A Christian is someone who not only believes what Jesus said about himself, but who also trusts in his sacrifice on the cross to pay his/her debt of sin. Every human being has broken God's moral law (Romans 3:10-12, 23), and the penalty is death, alienation from God, and hell (Romans 2:8; Matthew 10:28). God is just in punishing sin because every sin is a rejection of his good and loving rule over his creation (Romans 1:18). But God is also gracious and merciful, choosing to bear himself the punishment that we deserved through Jesus' death on the cross (Romans 3:23-26; Colossians 2:13-14). Jesus, who was entirely without sin, endured not only the extreme physical torture of Roman crucifixion, but the full weight of God's own wrath against sin (Isaiah 53:4-6). God showed that the sacrifice was sufficient and the debt was satisfied by raising Jesus from the dead (1 Corinthians 15:17; Romans 8:34). Christians believe this to be true and stake their eternal hope on it.

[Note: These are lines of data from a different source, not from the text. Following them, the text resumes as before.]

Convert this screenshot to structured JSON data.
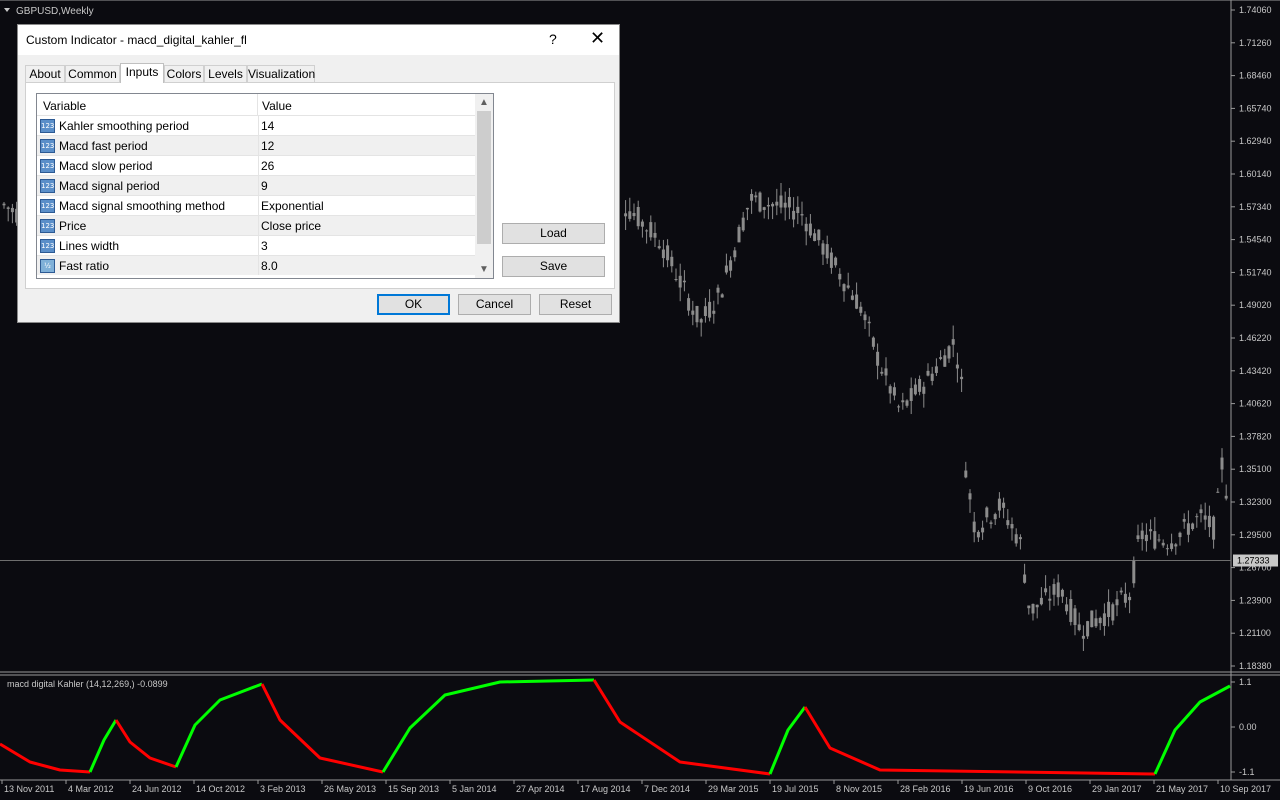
{
  "chart_title": "GBPUSD,Weekly",
  "price_axis": [
    "1.74060",
    "1.71260",
    "1.68460",
    "1.65740",
    "1.62940",
    "1.60140",
    "1.57340",
    "1.54540",
    "1.51740",
    "1.49020",
    "1.46220",
    "1.43420",
    "1.40620",
    "1.37820",
    "1.35100",
    "1.32300",
    "1.29500",
    "1.26700",
    "1.23900",
    "1.21100",
    "1.18380"
  ],
  "current_price": "1.27333",
  "indicator_label": "macd digital Kahler (14,12,269,) -0.0899",
  "indicator_axis": [
    "1.1",
    "0.00",
    "-1.1"
  ],
  "time_axis": [
    "13 Nov 2011",
    "4 Mar 2012",
    "24 Jun 2012",
    "14 Oct 2012",
    "3 Feb 2013",
    "26 May 2013",
    "15 Sep 2013",
    "5 Jan 2014",
    "27 Apr 2014",
    "17 Aug 2014",
    "7 Dec 2014",
    "29 Mar 2015",
    "19 Jul 2015",
    "8 Nov 2015",
    "28 Feb 2016",
    "19 Jun 2016",
    "9 Oct 2016",
    "29 Jan 2017",
    "21 May 2017",
    "10 Sep 2017"
  ],
  "colors": {
    "bull": "#00ff00",
    "bear": "#ff0000",
    "candle": "#8c8c8c",
    "background": "#0b0b10",
    "axis_text": "#c8c8c8"
  },
  "dialog": {
    "title": "Custom Indicator - macd_digital_kahler_fl",
    "help": "?",
    "close": "✕",
    "tabs": [
      "About",
      "Common",
      "Inputs",
      "Colors",
      "Levels",
      "Visualization"
    ],
    "active_tab": "Inputs",
    "columns": {
      "variable": "Variable",
      "value": "Value"
    },
    "params": [
      {
        "name": "Kahler smoothing period",
        "value": "14",
        "icon": "123"
      },
      {
        "name": "Macd fast period",
        "value": "12",
        "icon": "123"
      },
      {
        "name": "Macd slow period",
        "value": "26",
        "icon": "123"
      },
      {
        "name": "Macd signal period",
        "value": "9",
        "icon": "123"
      },
      {
        "name": "Macd signal smoothing method",
        "value": "Exponential",
        "icon": "123"
      },
      {
        "name": "Price",
        "value": "Close price",
        "icon": "123"
      },
      {
        "name": "Lines width",
        "value": "3",
        "icon": "123"
      },
      {
        "name": "Fast ratio",
        "value": "8.0",
        "icon": "½"
      }
    ],
    "buttons": {
      "load": "Load",
      "save": "Save",
      "ok": "OK",
      "cancel": "Cancel",
      "reset": "Reset"
    }
  }
}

Even though Jesus calls us to obedience and generosity in response to his love, we don't trust our good works to gain us favor from God (Romans 3:20, 28). We know that a just judge punishes for the crime committed, no matter how much other good a person may also have done. Instead we trust the perfect life and death of Christ in our place (2 Corinthians 5:21), and we ask him to help us live lives that express our love and gratitude for his grace, and to share this love and grace with others.